Since you saved a file but did not close it, you probably want to do some more work with it. And that means returning to INSERT mode. As shown above, the letter i can be used to accomplish this. But before typing i, I want you to see what happens when I do it. I have pressed i and my cursor is on the letter/space that I last typed.


You can see below when I entered a T for my next text, the T was placed before the letter/space that the cursor is on. I don't want it there. This is because the command i inserts text before the cursor. If this happens, you may not know a command to get it in the right place.


In order to get my next sentence started in the right place, I can use another INSERT command. I returned to the NORMAL mode by pressing Esc. This time, I typed a to append text. The a command will also bring you to INSERT mode. a inserts text after the cursor. I can then continue to type. There are other ways to get your text inserted where you want it, but this just shows you the difference between i and a.

I have now added more text.


Here are some basic commands to try before saving and exiting Vim. You might want to type several lines of text before trying them. Remember you must press Esc to be in Normal mode before using the commands.

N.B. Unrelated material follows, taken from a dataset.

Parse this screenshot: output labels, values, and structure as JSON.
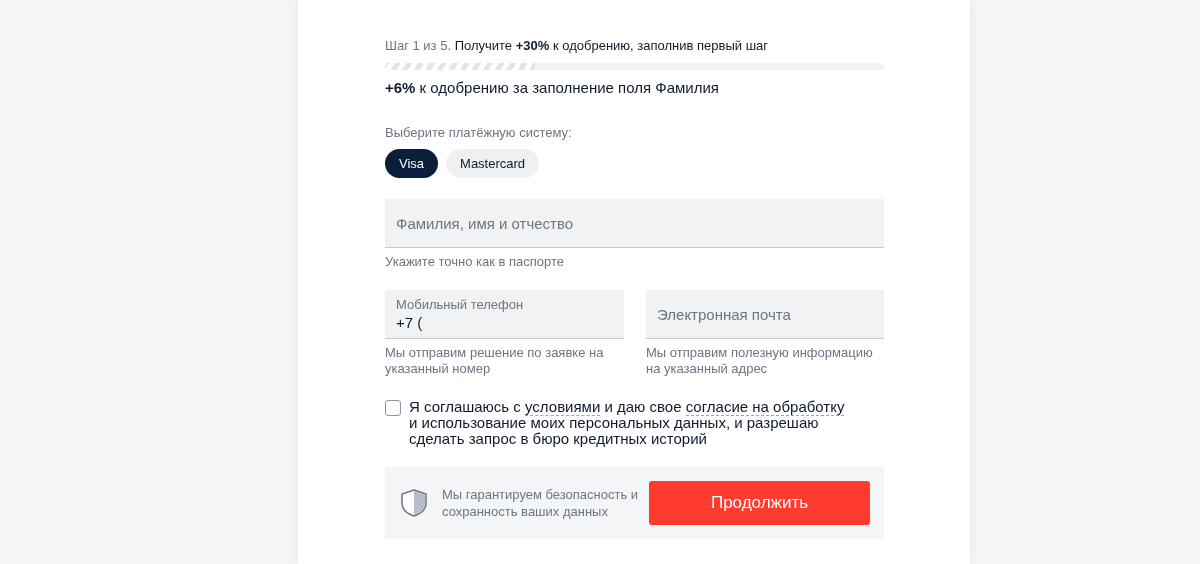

h    moves cursor left
j    moves cursor down
k    moves cursor above
l    moves cursor right
i    inserts text before cursor
I    inserts text at beginning of a line
a    inserts text after cursor
A    inserts text at the end of a line
x    deletes a letter when cursor is on top of it
dw   deletes an entire word when cursor is placed
     on first letter of word
d$   deletes to the end of a line from where you
     placed cursor.
u    undoes a command
0    moves cursor to beginning of a line
$    moves cursor to the end of the line

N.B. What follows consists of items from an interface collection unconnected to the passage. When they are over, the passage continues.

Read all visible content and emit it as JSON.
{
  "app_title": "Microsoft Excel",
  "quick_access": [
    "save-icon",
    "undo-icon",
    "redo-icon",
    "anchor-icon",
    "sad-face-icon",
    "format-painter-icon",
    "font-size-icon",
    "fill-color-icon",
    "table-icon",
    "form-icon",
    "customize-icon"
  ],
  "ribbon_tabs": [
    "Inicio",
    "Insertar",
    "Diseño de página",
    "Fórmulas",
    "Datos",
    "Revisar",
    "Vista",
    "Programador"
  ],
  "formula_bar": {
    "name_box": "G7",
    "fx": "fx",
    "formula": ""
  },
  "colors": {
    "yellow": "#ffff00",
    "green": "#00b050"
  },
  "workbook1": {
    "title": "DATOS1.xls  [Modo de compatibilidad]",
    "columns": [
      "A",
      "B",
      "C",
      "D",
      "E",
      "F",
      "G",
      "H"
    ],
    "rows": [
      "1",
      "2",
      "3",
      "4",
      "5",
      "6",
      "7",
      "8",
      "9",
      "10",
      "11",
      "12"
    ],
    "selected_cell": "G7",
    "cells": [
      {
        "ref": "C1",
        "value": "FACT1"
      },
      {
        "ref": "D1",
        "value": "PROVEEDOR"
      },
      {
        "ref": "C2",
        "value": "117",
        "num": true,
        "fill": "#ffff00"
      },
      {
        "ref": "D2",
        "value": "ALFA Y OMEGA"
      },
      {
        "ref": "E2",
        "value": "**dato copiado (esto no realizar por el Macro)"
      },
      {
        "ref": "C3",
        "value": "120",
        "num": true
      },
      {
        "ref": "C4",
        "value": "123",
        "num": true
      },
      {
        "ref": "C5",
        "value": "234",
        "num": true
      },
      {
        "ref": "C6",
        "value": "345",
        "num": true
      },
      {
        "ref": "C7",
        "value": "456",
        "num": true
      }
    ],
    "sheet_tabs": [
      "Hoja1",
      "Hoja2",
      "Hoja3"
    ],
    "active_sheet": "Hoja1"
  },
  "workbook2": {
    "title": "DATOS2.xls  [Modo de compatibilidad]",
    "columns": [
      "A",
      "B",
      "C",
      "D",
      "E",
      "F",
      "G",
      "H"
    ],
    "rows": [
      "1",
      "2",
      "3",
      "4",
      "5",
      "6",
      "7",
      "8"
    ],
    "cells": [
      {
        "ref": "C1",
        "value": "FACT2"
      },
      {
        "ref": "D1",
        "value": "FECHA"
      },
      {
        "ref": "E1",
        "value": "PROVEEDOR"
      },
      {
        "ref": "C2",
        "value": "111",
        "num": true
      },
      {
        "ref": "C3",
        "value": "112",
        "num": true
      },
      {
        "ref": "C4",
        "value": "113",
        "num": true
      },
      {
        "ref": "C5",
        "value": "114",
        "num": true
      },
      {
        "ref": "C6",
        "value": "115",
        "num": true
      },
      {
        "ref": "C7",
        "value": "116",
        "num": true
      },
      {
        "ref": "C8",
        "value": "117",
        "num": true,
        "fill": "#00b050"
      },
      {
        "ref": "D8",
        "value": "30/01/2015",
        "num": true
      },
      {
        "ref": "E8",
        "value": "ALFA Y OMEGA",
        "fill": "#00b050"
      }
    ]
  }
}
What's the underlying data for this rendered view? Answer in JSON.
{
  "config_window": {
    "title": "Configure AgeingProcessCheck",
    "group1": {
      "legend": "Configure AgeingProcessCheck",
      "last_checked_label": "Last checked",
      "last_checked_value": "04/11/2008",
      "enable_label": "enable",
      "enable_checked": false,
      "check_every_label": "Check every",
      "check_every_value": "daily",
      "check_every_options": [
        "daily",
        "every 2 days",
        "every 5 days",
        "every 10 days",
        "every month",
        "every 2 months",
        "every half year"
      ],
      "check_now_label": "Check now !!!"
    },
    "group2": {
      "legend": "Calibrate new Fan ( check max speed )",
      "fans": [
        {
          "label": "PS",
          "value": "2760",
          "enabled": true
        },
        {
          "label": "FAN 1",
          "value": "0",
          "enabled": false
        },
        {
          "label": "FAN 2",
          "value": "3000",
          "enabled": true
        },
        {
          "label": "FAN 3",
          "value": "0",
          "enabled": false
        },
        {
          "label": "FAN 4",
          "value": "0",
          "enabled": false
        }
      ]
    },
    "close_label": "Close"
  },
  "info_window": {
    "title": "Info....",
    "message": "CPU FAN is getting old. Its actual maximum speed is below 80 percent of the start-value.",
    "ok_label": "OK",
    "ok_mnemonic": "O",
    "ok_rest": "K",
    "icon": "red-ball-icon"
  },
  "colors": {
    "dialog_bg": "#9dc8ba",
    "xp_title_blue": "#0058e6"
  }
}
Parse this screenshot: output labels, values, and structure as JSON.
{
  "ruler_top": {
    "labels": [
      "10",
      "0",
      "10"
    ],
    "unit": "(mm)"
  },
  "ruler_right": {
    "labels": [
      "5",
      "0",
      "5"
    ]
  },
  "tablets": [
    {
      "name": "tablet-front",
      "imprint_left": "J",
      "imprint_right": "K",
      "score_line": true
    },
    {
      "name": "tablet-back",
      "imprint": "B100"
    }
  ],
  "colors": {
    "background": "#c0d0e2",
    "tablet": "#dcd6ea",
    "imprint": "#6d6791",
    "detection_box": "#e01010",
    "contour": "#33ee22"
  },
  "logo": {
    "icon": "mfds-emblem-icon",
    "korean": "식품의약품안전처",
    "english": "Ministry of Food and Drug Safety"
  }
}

While working on your file, you will want to save often using the command :w. When you are finished, you can save and quit the Vim program by typing :wq in Normal mode.

Since we began in the vim directory, the file will be saved there. Of course, you can save it to another directory, but that is another lesson. I have saved and quit using :wq. This returns me to the terminal. I am still in the vim directory. This time when I type ls, I see that myfile is in the list and all is well. I can then exit the terminal or cd to other places. If I want to work again on the file, I will cd to the vim directory and type vim <filename>. Of course I can access 'myfile' from anywhere using paths. That is another lesson.


Perhaps, while working on a file, you have made changes but decide to quit without saving these changes. :q That command may not always work. Try :q! The ! tells Vim that you mean it. I hope you have learned a little about Vim. There is a Vim tutorial with the Vim install. In a terminal, type vimtutor. It says it is a 30 minute tutorial. I have been working on it for many months and am only half way through. I think it depends how much practice you want to do with each lesson. I like to be sure I can perform each new command with ease before adding another.

My article is entitled Vim, Vigor and Vinegar. I think you can understand that Vim is a very vigorous program. But what about the vinegary part? I found Vim to be like a pickle. It can be a bit sour, but I am always wanting another bite.